Does cyberspace exist, and is it free? John Perry Barlow on reflects, 20 years later, on A Declaration of the Independence of Cyberspace. The story of the ongoing fight between open-data philosophy and the federal government: Anna Wiener reviews The Idealist: Aaron Swartz and the Rise of Free Culture on the Internet by Justin Peters. McKenzie Wark reviews Information Doesn’t Want to Be Free: Laws for the Internet Age by Cory Doctorow. Does Amazon’s data speak for itself? Paul Ford on how finding meaning in the retailer’s mountain of information isn’t easy. Jill Lepore reviews The Internet of Us: Knowing More and Understanding Less in the Age of Big Data by Michael P. Lynch. Can computers be racist? Michael Brennan on big data, inequality, and discrimination. Jessica Lebe on how your data footprint is affecting your life in ways you can’t even imagine.

Exposed to a deluge of digital photos, we’re feeling the psychological effects of image overload. We are hopelessly hooked: Jacob Weisberg reviews Reclaiming Conversation: The Power of Talk in a Digital Age and Alone Together: Why We Expect More from Technology and Less from Each Other by Sherry Turkle; Reading the Comments: Likers, Haters, and Manipulators at the Bottom of the Web by Joseph M. Reagle; and Hooked: How to Build Habit-Forming Products by Nir Eyal with Ryan Hoover.
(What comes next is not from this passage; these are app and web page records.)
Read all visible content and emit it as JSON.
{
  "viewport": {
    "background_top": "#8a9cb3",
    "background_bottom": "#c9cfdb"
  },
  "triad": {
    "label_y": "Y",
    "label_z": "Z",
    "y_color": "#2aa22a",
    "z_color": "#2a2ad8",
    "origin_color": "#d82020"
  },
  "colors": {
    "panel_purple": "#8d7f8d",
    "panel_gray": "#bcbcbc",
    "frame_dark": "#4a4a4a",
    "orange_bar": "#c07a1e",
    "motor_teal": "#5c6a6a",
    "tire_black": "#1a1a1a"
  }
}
Joshua A. Douglas (Kentucky): A Checklist Manifesto for Election Day: How to Prevent Mistakes at the Polls. Pippa Norris (Harvard), Ferran Martinez i Coma and Alessandro Nai (Sydney) and Max Gromping (EIP): The Electoral Integrity Project: The Year in Elections, 2015. Pippa Norris on how American elections ranked worst among Western democracies — here’s why. John Kerry says the election campaign is descending into “embarrassment” for US. Lydia DePillis on why stock markets shrug off terrorist attacks: The economic impact has largely been contained. The GOP plan to wreck government is doing great, thanks very much. Annamarya Scaccia on how women in jail are being denied tampons, pads, and basic human dignity. U.S. says it has unlocked iPhone without Apple. How well online dating works, according to someone who has been studying it for years.

Steven D. Walt and Micah Schwartzman (Virginia): Morality, Ontology, and Corporate Rights. From PUP, the introduction to The Moral Background: An Inquiry into the History of Business Ethics by Gabriel Abend. What was Volkswagen thinking? Jerry Useem on the origins of corporate evil and idiocy. “It's not for the faint of heart or the pleated of pants”: Michael J. Mooney goes inside the Koch Brothers’ industrial empire. Marshall Steinbaum reviews The Hidden Wealth of Nations: The Scourge of Tax Havens by Gabriel Zucman and Out of Sight: The Long and Disturbing Story of Corporations Outsourcing Catastrophe by Erik Loomis. A look at how America’s CEOs and hedge funds are starving the nation’s corporations to death. When big data becomes bad data: Lauren Kirchner on how corporations are increasingly relying on algorithms to make business decisions and that raises new legal questions.

Stacking the deck of justice: With a clause in complex contracts that few people read, corporations have insulated themselves from lawsuits and locked Americans into a system where arbitrators overwhelmingly favor business. The cure for corporate wrongdoing: Jed S. Rakoff reviews Entrepreneurial Litigation: Its Rise, Fall, and Future by John C. Coffee Jr. David Dayen on an idiot’s guide to prosecuting corporate fraud.